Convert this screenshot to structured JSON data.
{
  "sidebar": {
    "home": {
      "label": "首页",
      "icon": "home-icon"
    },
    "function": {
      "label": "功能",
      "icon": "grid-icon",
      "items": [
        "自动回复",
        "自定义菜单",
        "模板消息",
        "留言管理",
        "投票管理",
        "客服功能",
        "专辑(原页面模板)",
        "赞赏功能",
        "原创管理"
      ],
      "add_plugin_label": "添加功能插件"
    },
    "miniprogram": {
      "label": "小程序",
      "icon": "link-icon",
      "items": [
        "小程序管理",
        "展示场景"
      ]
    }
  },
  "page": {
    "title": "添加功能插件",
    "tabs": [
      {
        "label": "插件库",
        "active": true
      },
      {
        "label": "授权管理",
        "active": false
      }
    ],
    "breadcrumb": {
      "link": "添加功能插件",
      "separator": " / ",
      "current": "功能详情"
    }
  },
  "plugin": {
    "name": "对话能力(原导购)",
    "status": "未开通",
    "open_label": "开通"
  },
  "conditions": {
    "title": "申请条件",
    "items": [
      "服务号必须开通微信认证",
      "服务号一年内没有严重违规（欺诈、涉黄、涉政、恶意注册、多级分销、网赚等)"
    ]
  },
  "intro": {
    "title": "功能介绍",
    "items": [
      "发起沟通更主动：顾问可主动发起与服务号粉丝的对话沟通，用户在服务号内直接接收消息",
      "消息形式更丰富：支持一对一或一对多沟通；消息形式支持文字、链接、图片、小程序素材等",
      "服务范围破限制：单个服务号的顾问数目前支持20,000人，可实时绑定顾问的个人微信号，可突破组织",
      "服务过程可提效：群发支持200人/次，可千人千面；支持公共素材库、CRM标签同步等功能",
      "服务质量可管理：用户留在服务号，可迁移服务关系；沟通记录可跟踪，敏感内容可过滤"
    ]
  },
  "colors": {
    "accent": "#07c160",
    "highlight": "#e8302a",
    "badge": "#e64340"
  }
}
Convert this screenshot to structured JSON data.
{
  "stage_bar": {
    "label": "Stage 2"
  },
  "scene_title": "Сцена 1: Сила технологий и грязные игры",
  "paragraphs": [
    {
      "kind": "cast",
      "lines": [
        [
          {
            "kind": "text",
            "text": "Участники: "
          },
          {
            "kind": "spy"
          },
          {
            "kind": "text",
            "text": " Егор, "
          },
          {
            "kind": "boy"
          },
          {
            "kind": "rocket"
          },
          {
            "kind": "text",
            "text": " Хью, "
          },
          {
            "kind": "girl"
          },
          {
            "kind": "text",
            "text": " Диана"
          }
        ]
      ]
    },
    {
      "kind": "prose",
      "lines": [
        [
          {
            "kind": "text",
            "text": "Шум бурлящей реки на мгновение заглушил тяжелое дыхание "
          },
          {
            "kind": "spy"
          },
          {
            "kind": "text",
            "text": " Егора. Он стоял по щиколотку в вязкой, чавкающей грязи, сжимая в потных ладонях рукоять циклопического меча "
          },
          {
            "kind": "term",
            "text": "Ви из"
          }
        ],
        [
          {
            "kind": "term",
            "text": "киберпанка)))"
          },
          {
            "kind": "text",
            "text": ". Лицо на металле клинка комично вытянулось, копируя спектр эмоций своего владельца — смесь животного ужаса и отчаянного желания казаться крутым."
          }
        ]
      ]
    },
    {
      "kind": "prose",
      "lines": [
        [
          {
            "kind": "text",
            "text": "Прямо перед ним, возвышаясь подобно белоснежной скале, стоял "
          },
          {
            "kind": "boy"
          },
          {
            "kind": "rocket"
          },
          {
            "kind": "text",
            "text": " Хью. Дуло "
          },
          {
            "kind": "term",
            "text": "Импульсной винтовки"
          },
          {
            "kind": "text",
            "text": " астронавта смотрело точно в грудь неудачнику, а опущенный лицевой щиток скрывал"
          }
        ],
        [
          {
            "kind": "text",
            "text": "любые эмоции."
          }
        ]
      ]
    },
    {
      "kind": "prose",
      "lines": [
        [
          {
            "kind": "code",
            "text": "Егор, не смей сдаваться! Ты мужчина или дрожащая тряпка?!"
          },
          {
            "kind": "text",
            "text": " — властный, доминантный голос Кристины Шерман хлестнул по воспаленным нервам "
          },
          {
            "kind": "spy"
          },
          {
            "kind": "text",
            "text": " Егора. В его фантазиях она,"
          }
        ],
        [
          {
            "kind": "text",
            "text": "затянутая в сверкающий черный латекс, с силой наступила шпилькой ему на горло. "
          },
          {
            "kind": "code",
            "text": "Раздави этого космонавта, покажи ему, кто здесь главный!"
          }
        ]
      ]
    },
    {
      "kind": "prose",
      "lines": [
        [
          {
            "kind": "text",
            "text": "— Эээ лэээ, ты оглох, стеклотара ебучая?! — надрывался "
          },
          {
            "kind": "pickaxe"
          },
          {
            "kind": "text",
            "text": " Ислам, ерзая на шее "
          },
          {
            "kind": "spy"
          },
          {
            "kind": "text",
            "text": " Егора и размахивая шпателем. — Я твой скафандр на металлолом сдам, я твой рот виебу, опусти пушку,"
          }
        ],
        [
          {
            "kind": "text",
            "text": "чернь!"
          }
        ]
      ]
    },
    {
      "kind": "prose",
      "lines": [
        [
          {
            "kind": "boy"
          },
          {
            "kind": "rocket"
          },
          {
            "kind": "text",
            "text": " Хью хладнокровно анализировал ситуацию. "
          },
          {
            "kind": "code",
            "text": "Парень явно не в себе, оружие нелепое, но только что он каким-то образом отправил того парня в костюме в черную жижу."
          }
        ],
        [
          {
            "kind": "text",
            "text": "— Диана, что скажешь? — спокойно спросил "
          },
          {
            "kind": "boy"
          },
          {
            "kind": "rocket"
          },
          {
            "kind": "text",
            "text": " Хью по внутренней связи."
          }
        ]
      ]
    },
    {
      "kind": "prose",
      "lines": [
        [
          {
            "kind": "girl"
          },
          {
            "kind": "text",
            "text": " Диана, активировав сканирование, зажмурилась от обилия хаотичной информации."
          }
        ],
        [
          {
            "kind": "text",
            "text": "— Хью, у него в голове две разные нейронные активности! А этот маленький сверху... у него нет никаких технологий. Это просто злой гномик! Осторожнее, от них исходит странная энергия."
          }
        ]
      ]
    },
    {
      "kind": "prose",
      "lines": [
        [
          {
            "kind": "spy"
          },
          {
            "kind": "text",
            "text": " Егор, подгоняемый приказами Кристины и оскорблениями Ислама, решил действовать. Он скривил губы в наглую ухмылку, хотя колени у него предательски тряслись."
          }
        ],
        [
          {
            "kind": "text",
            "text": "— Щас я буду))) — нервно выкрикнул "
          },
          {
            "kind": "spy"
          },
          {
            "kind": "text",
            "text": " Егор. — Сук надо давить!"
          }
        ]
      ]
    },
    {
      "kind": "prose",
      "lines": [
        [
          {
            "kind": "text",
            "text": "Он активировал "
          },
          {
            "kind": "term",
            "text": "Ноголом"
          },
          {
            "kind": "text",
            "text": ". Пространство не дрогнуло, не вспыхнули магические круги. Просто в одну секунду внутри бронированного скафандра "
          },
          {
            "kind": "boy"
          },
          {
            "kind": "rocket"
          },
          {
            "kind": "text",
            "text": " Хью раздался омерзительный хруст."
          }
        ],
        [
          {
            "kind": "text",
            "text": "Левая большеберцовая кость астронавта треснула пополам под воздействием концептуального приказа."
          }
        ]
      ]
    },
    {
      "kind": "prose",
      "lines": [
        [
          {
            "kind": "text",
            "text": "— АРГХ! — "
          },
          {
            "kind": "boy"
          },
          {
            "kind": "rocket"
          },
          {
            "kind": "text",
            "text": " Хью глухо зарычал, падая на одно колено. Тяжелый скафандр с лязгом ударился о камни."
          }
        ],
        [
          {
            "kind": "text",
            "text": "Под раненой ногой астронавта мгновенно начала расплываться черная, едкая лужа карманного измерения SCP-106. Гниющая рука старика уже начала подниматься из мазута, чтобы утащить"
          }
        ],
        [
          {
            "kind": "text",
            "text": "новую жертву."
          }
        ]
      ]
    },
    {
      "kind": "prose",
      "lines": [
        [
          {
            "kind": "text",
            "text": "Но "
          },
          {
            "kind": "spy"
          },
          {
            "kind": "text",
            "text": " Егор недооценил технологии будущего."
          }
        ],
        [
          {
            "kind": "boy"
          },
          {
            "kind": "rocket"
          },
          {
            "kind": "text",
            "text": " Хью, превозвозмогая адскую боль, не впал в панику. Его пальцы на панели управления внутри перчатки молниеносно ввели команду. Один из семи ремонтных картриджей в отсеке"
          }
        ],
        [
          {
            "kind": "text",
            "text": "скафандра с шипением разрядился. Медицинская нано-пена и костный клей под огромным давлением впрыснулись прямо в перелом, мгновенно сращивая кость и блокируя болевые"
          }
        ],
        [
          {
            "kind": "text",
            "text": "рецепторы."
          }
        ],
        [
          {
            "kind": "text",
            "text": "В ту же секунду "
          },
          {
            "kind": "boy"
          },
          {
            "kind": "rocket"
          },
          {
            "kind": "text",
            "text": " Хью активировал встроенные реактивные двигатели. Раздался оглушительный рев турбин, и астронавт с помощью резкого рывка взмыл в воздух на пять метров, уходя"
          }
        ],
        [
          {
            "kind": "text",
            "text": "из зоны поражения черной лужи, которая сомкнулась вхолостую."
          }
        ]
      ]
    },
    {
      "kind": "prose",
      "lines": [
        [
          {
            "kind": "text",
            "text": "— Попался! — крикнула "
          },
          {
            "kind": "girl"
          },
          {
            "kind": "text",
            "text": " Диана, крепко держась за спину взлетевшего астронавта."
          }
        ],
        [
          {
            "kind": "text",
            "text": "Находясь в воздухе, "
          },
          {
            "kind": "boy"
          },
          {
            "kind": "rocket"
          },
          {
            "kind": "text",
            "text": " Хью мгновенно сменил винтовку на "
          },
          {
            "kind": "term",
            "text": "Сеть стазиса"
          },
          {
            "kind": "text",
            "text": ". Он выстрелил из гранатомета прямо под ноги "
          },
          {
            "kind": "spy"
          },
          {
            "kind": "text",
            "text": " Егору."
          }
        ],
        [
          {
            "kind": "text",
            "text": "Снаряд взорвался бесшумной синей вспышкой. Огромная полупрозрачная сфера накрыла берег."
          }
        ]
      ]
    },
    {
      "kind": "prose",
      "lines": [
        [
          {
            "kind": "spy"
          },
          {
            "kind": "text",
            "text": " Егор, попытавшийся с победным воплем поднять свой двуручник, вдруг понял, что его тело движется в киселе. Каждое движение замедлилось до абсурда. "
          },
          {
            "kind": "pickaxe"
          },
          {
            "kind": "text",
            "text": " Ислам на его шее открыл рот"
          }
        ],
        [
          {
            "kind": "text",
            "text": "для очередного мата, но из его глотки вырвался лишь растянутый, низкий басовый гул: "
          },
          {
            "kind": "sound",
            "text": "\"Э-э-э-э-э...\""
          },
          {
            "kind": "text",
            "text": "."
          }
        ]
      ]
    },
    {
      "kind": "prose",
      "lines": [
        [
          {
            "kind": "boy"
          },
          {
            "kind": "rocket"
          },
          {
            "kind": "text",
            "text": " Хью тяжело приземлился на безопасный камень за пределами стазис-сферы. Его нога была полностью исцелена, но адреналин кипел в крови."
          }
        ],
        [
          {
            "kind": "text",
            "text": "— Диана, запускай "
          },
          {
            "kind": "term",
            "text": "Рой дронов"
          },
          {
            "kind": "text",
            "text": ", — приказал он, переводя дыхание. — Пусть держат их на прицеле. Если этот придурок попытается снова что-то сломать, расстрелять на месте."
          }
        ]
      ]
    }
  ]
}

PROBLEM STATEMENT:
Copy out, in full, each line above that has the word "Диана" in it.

WRITTEN ANSWER:
            "text": " Диана"
            "text": "— Диана, что скажешь? — спокойно спросил "
            "text": " Диана, активировав сканирование, зажмурилась от обилия хаотичной информации."
            "text": " Диана, крепко держась за спину взлетевшего астронавта."
            "text": "— Диана, запускай "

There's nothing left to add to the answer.